EXERCISE – Each line of the data below that carries the word "number" needs to be copied.

** Opening MATERIAL FOR THIS EXERCISE block **

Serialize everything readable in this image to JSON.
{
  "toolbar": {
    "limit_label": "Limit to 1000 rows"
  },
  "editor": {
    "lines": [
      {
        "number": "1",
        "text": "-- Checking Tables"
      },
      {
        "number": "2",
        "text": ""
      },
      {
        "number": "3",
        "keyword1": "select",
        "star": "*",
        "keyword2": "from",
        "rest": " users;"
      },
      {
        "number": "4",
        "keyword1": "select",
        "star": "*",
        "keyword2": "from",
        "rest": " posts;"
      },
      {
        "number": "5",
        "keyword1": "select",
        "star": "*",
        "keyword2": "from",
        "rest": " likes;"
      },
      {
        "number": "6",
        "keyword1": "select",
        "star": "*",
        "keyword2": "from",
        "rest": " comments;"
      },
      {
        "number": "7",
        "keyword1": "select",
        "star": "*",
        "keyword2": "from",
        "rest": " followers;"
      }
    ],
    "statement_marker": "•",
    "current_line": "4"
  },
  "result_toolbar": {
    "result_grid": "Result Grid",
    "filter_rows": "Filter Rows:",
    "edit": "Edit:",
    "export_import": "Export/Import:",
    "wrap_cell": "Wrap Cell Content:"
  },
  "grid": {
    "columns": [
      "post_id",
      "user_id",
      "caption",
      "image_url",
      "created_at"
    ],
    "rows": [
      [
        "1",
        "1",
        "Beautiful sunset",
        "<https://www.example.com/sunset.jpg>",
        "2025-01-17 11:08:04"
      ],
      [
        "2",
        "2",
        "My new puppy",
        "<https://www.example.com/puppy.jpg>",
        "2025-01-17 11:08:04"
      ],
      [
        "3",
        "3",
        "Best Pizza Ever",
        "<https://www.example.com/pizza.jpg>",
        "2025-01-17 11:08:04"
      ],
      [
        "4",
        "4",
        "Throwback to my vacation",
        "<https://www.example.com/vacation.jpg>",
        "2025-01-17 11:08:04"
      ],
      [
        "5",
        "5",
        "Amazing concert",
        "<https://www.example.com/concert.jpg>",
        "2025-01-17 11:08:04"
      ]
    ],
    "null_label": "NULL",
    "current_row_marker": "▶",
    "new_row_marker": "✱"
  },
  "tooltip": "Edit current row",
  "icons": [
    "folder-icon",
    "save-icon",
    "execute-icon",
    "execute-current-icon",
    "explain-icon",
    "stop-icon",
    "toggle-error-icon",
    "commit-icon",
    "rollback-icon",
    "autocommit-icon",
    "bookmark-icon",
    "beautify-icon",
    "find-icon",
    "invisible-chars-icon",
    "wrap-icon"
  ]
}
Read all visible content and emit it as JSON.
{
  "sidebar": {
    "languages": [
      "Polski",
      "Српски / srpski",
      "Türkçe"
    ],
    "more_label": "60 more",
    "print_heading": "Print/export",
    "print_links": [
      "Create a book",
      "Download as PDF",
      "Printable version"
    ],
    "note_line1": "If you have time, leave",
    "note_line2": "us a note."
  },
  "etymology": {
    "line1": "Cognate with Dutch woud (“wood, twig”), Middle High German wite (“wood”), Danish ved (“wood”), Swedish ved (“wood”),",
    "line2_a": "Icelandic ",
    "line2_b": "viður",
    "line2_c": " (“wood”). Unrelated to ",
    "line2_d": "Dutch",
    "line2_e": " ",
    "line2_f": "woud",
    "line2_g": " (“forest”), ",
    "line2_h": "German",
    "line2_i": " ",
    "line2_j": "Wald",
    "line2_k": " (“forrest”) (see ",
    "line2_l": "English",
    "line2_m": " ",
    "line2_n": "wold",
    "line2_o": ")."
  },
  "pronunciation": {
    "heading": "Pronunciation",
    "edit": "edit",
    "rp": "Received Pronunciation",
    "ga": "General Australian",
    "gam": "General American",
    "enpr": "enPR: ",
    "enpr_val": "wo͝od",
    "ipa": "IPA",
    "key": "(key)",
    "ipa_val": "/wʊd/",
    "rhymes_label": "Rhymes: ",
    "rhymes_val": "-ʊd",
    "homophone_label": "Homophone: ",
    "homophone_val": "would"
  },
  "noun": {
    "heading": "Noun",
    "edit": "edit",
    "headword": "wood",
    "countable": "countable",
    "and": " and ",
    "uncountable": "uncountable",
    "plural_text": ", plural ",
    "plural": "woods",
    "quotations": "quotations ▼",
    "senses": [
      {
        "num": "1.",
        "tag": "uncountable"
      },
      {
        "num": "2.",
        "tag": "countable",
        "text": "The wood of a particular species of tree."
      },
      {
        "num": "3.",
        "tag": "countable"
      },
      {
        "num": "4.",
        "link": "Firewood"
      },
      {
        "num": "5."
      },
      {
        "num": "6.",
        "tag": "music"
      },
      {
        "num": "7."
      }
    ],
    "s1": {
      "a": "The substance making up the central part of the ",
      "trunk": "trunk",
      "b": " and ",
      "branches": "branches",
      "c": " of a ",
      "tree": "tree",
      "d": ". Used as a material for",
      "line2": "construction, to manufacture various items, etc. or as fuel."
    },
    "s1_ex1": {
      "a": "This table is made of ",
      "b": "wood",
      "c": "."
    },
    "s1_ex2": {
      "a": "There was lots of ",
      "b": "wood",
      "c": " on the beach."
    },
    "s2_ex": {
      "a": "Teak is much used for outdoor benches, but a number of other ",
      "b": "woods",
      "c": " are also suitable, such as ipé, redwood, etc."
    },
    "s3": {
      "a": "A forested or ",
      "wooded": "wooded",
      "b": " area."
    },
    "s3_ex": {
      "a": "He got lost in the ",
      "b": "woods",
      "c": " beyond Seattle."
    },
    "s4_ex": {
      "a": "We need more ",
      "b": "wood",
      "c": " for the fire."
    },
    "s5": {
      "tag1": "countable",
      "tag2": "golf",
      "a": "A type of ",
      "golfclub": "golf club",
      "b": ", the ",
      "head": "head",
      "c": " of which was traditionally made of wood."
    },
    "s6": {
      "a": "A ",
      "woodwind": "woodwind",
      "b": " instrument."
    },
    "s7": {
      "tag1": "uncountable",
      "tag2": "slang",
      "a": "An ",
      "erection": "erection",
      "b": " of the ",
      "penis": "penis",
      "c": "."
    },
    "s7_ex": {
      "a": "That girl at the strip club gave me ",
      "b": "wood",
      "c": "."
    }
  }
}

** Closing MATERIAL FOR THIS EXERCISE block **

RESPONSE –
        "number": "1",
        "number": "2",
        "number": "3",
        "number": "4",
        "number": "5",
        "number": "6",
        "number": "7",
      "a": "Teak is much used for outdoor benches, but a number of other ",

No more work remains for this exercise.